Albasini was born 1 May 1813, in Lisbon, Portugal. He came to Lourenço Marques in 1831 and became a slave trader and Elephant hunter. The remains of his trading post can be found at the new Phabeni Gate, 10 km from Hazyview.
Lourenço Marques, now known as Maputo (Mozambique) was the starting point of many of the ancient trading routes that criss-crossed the countryside. When Albasini arrived in Lourenço Marques in the early 1800’s, he set up his trading business, which included a network of trading routes that reached inland as far as the Lowveld and by 1845 he had established a trading post at Magashula’s Kraal (now known as Albasini Ruins). This trading post was positioned along two of these ancient trade routes.
He would transport goods from Lourenço Marques through the tsetse fly area to Magashula’s kraal for the Boers, who would then travel down the escarpment to collect their goods. Albasini also appointed two headmen to run two other posts, one at the foot of Manugukop (just south of Pretoriuskop), which was run by Manugu, after whom the koppie was named.

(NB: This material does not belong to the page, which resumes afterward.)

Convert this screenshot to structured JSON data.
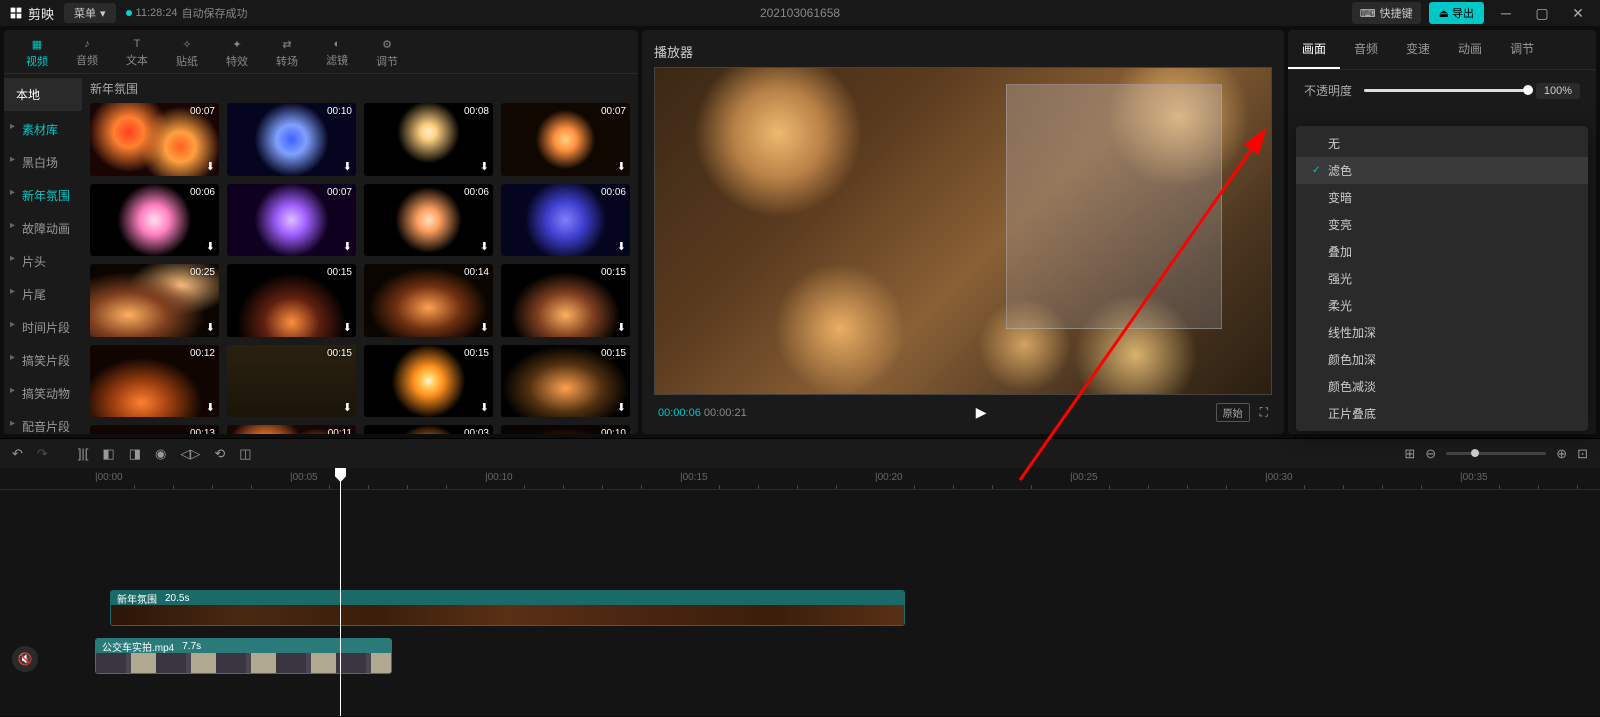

Josekhulu near Ship Mountain (along the Voortrekker Road) ran the other. Albasini only stayed at Magashula’s Kraal for two years, as he was drawn by the growing settlements on the escarpment.
It is popular belief that Albasini’s settlement at Magashula’s Kraal was the first European settlement in the Lowveld. In 1847, he bought a farm outside Ohrigstad and opened a shop there. It is here he married 18-year-old Gertina Maria Petronella Janse van Rensburg.
Shortly thereafter, they moved to the new town at the foot of the Soutpansberg Mountains, Schoemansdal. Here Albasini established himself on the farm “Goedewensch” which proved to be a very prosperous time him and his family. In 1858, he was appointed vice-consul of Portugal in South Africa, as well as a superintendent of the Native tribes in and around the Schoemansdal area.
His election as vice-consul made it necessary for a postal service to run from Goedewensch to Lourenço Marques every month. He remained in service as vice-consul until 1872. Ironically, after a life of relative wealth, Albasini died in poverty in 1888. He is buried on Goedewensch Farm near the Luvuvhu River where the Albasini Dam was named after him.
The increase of traders to this previously uninhabited area led to the discovery of its abundant wildlife. Professional hunters came to hunt for skins, ivory and horns while others hunted for meat and trophies.
A few kilometres from Letaba, on the S95, stands a very old leadwood tree, which has a typical Portuguese Cross carved into it. It is not certain who carved it or what the significance of it was. One possibility is that it was carved by Diocleciano Fernandes das Neves who arrived in Lourenço Marques on October 5 1855 at the age of 25, and returned to Portugal some 13 years later. During those 13 years, he traded in the interior and hunted elephant. His trade route passed through the current Kruger National Park.
It is possible that he carved the cross on his journey in 1860/ 61 en route to the Soutpansberg. Das Neves’ own records gives us a glimpse into such journeys – 150 porters were required for the trade goods, a further 68 for the camping equipment, and the group was “protected” by 17 heavily armed elephant hunters. An alternative explanation is that the cross might have been carved by one of the Portuguese soldiers who carried post for João Albasini between Lourenço Marques and Goedewensch.
However, one of the most popular accounts of the Lowveld, and area now included in the Kruger National Park is “Jock of the Bushveld”, whose author, Sir Percy Fitzpatrick immortalised the area.